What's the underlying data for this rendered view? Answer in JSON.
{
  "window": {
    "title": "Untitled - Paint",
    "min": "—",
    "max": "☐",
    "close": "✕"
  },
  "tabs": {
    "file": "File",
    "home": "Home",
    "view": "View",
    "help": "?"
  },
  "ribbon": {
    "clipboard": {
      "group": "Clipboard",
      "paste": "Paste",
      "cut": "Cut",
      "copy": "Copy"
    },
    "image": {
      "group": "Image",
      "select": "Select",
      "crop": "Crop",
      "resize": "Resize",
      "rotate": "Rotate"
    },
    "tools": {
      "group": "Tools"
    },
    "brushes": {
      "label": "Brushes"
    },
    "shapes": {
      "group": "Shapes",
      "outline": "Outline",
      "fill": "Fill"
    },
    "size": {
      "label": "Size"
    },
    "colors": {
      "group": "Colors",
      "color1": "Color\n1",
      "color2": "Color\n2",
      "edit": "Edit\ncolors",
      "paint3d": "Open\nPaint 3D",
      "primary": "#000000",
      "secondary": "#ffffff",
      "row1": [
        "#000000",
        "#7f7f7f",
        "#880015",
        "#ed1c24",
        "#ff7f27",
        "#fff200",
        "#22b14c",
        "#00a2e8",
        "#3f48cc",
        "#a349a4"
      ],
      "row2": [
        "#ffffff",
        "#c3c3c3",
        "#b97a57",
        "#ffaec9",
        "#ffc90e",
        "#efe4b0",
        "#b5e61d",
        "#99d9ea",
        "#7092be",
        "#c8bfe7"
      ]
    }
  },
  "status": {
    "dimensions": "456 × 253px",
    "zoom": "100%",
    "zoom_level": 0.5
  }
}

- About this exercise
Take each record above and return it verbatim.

- Completed exercise
What's the underlying data for this rendered view? Answer in JSON.
{
  "window": {
    "title": "Untitled - Paint",
    "min": "—",
    "max": "☐",
    "close": "✕"
  },
  "tabs": {
    "file": "File",
    "home": "Home",
    "view": "View",
    "help": "?"
  },
  "ribbon": {
    "clipboard": {
      "group": "Clipboard",
      "paste": "Paste",
      "cut": "Cut",
      "copy": "Copy"
    },
    "image": {
      "group": "Image",
      "select": "Select",
      "crop": "Crop",
      "resize": "Resize",
      "rotate": "Rotate"
    },
    "tools": {
      "group": "Tools"
    },
    "brushes": {
      "label": "Brushes"
    },
    "shapes": {
      "group": "Shapes",
      "outline": "Outline",
      "fill": "Fill"
    },
    "size": {
      "label": "Size"
    },
    "colors": {
      "group": "Colors",
      "color1": "Color\n1",
      "color2": "Color\n2",
      "edit": "Edit\ncolors",
      "paint3d": "Open\nPaint 3D",
      "primary": "#000000",
      "secondary": "#ffffff",
      "row1": [
        "#000000",
        "#7f7f7f",
        "#880015",
        "#ed1c24",
        "#ff7f27",
        "#fff200",
        "#22b14c",
        "#00a2e8",
        "#3f48cc",
        "#a349a4"
      ],
      "row2": [
        "#ffffff",
        "#c3c3c3",
        "#b97a57",
        "#ffaec9",
        "#ffc90e",
        "#efe4b0",
        "#b5e61d",
        "#99d9ea",
        "#7092be",
        "#c8bfe7"
      ]
    }
  },
  "status": {
    "dimensions": "456 × 253px",
    "zoom": "100%",
    "zoom_level": 0.5
  }
}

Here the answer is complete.